And something else has been disturbing me: the silence of the people who don’t seem to care at all. Sure, I get that many don’t like to post. But the people who are silent now were often not silent when George Floyd was murdered. We all witnessed his anguishing death and we all understood the need to state that Black Lives Matter. Furthermore, I recall watching the body cam footage of Tyre Nichols being beaten, as he asked, “What did I do?” His voice was high-pitched, scared and tormented. He sounded like a boy, any of our boys. I think I recall he also cried for his mom. I wept. I have sons. I am a mother. Why did I watch that video, I berated myself. How does that help anyone? I kept thinking about his mother. I kept hearing him call for her. Yet now I think, why were these deaths more reprehensible than the deaths of the festival-goers in Israel? Why are so many ignoring these? Was it because the former were individual deaths, to which we could put a face and a name? Is it, as Stalin infamously said, that the death of one man is a tragedy, the death of millions a statistic? I wish I could believe that’s the reason. That what happened in Israel isn’t real to them. I wish I could believe that the people who are remaining silent now aren’t seeing the images I’ve been seeing, aren’t hearing the reports I’ve been hearing. Because otherwise, what must I conclude? That the same people who posted Black Lives Matter, who posted Ukrainian flags, who posted even recently about workers’ rights in the wave of strikes, don’t feel any sympathy for the murder of Jews? Or feel they will be seen by their cronies as non-PC for condemning the massacre of Israelis, be they in uniform or pyjamas, be they in tanks or in cribs?
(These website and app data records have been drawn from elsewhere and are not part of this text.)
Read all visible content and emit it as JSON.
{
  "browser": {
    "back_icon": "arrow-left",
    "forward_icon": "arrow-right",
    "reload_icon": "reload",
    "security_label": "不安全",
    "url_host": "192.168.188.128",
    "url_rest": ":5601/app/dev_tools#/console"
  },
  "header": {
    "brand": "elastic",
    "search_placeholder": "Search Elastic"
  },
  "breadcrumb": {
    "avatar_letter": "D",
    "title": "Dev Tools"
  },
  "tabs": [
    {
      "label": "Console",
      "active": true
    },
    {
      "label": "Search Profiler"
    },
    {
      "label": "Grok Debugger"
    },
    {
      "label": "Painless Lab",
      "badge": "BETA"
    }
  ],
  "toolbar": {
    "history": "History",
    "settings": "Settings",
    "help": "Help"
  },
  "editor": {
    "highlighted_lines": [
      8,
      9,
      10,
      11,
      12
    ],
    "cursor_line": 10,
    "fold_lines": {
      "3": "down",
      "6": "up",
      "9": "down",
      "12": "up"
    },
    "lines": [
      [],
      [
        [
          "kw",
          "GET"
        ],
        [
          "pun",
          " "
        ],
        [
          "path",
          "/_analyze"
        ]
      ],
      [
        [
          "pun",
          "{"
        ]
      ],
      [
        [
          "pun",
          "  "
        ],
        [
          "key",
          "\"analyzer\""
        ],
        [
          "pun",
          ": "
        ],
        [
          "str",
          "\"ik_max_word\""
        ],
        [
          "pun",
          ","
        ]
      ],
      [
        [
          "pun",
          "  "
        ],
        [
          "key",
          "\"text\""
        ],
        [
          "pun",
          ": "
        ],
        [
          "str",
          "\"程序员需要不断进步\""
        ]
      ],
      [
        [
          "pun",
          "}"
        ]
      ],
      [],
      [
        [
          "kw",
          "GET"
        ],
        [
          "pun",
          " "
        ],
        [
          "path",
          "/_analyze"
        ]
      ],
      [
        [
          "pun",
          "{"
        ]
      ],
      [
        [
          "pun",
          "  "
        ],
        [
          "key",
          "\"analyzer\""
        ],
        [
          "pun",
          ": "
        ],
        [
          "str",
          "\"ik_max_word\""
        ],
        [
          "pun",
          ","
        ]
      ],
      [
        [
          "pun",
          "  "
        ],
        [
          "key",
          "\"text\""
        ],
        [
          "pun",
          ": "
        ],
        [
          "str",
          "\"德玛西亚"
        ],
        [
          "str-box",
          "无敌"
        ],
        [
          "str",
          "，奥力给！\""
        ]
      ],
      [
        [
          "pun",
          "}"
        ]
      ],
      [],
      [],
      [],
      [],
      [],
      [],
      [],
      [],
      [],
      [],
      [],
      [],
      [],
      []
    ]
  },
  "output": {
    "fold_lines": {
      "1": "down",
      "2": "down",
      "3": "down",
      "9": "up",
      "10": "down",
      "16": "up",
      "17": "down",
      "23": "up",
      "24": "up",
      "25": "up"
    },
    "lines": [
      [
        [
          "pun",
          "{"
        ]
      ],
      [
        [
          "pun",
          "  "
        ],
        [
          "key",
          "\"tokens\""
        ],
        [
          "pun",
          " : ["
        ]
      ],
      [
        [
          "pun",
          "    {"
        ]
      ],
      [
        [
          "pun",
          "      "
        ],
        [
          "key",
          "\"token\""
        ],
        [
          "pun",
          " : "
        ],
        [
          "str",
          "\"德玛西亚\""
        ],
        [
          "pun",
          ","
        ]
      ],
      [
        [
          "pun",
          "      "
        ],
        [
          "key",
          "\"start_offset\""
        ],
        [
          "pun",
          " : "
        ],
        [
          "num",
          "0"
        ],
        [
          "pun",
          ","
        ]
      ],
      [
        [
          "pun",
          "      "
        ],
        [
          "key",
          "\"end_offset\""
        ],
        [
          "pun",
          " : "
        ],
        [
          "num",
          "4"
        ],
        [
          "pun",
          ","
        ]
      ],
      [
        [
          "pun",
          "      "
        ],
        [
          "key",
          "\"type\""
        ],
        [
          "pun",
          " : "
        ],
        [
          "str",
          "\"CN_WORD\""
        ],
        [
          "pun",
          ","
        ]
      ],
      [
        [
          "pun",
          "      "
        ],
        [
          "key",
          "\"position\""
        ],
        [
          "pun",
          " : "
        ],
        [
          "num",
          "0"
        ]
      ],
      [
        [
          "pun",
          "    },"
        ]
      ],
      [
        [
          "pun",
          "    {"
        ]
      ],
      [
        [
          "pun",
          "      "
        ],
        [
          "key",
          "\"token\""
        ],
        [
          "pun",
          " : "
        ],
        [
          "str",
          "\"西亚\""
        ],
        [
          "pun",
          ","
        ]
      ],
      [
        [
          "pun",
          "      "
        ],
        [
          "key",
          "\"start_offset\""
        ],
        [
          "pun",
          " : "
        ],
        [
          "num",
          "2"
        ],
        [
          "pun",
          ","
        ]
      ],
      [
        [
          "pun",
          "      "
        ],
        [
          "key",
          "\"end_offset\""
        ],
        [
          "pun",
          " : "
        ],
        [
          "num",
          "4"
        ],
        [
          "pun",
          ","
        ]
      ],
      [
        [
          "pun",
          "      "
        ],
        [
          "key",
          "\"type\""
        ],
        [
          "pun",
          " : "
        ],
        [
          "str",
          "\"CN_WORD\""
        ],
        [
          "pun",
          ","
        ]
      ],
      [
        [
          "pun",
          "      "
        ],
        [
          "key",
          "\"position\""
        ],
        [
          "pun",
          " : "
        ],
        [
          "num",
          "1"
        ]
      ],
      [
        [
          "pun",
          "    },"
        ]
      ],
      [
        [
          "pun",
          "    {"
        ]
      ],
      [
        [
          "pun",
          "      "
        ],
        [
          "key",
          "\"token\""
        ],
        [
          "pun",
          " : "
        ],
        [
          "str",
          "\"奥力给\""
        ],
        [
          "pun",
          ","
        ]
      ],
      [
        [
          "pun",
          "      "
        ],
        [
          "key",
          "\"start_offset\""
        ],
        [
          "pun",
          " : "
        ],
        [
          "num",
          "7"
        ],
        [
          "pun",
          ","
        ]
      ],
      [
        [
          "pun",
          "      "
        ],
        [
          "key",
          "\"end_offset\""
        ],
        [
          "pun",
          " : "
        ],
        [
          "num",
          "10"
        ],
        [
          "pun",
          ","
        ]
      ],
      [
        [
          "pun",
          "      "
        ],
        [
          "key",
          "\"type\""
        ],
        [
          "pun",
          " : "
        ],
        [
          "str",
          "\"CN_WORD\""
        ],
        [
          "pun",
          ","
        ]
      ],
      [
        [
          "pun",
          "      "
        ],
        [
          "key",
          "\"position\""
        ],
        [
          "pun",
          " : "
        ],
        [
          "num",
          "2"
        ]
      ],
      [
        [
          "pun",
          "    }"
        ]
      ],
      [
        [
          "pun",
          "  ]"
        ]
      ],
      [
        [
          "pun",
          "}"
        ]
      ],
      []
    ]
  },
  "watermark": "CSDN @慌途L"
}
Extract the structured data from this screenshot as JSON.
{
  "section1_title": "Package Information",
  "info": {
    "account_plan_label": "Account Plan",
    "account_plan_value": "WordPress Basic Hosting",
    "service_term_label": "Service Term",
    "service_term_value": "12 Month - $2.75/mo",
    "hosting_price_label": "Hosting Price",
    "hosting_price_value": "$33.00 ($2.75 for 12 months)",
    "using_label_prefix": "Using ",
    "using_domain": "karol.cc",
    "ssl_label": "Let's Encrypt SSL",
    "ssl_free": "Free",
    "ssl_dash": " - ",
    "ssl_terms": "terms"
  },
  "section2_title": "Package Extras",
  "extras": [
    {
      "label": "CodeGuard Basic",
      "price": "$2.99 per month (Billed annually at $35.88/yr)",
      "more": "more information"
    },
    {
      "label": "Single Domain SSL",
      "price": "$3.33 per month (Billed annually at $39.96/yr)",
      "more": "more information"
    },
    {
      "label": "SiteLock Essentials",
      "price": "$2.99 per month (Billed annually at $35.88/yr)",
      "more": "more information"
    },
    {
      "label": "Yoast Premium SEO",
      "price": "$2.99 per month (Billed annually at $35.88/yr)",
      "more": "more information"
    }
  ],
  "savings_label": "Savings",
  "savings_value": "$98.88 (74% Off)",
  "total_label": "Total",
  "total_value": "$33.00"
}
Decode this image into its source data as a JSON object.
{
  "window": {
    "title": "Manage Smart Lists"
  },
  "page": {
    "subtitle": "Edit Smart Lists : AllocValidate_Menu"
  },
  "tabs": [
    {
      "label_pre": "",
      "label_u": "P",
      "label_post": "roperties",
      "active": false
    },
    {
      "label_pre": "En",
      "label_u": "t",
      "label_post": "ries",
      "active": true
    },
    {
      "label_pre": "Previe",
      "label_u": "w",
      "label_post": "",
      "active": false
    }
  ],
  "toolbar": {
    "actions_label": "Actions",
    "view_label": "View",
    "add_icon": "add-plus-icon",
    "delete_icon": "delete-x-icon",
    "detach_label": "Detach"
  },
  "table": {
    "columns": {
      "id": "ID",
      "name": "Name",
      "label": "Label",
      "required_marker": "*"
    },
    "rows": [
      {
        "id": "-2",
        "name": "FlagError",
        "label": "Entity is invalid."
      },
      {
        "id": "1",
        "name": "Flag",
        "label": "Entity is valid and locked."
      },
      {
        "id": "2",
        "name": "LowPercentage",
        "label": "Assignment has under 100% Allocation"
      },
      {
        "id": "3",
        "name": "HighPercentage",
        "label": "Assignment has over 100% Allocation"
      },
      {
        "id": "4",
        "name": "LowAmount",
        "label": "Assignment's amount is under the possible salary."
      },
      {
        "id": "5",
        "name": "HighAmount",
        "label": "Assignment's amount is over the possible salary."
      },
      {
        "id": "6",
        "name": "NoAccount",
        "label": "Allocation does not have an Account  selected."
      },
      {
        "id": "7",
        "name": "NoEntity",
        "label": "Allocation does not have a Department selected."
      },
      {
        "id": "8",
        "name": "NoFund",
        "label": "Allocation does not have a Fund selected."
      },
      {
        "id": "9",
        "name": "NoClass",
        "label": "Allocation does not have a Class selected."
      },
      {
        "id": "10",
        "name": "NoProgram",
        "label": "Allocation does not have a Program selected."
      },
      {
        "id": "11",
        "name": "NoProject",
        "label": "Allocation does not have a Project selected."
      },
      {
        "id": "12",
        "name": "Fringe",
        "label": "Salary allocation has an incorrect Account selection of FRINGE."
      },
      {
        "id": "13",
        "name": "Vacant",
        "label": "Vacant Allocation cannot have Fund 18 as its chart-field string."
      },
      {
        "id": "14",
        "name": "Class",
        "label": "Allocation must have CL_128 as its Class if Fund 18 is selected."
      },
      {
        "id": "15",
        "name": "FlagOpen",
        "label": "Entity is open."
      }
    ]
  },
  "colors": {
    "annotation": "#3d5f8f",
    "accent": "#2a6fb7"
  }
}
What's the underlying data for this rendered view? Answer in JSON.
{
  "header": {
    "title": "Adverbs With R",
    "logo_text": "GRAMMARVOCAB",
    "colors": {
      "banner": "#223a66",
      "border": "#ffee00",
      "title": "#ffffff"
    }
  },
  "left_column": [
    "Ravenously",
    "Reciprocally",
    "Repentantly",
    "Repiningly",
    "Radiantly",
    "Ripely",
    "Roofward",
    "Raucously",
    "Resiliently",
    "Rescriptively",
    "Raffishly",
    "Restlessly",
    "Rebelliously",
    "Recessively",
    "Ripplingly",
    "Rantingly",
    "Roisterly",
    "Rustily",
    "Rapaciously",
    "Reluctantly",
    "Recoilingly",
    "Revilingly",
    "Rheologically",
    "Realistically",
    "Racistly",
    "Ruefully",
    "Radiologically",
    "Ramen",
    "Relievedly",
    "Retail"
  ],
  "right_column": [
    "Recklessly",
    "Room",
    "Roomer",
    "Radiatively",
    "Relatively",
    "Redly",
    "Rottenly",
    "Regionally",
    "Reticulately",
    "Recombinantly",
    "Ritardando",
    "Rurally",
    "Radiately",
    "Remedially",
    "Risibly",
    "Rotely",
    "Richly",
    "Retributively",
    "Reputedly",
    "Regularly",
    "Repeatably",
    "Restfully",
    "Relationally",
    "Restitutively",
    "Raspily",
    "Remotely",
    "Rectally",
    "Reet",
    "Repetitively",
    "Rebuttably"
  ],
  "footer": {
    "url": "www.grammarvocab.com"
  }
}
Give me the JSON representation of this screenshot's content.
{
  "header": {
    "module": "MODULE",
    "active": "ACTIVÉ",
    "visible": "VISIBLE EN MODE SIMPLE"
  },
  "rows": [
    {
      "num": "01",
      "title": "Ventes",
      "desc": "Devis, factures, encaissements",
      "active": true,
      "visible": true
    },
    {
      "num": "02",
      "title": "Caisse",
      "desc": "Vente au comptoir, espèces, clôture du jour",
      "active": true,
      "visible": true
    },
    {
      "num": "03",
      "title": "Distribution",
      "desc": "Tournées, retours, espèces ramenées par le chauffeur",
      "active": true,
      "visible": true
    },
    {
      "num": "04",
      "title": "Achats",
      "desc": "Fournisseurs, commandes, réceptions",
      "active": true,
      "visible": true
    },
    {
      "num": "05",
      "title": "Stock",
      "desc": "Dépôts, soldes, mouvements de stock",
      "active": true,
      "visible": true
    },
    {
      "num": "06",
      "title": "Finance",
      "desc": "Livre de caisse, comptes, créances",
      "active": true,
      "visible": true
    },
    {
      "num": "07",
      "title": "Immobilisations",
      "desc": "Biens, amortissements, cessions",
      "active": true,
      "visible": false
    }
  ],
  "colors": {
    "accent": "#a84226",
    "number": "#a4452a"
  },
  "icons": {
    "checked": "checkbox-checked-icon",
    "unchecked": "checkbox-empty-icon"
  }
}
Now I get why my father, a Holocaust survivor, insisted on recounting to my brothers and me over and over his horror stories. I couldn’t understand then why he wanted to relive his pain, why he wanted to dwell on it. But now I do. Now I get it. He wanted us to bear witness. He wanted us to know. This is why I keep clicking on images and videos, why I read articles on beaten Black men and slaughtered Jewish grandmothers. Because it’s cowardice to turn away. Because maybe I’m not helping anyone directly by reading about the bloodbaths, but at least I am bearing witness. At least I know. And this is why I keep talking to anyone who will listen about the images I’ve seen, the reports I’ve heard. This is why I write this. So you will know.

Well, now you know.

About the Author
Galya Gerstman is the author of the novel Daughters of Jerusalem, based on episodes from her grandmother’s life, to be released Winter 2023-4 by Pleasure Boat Studio Press. She is also the author of the novel Texting Olivia and has had articles published in Scary Mommy, Motherhood Later, and other sites. Galya taught French Literature at Tel Aviv University before relocating to Costa Rica to raise a family. She possesses a PhD in French Literature from Columbia University and a BA in Creative Writing from Barnard College.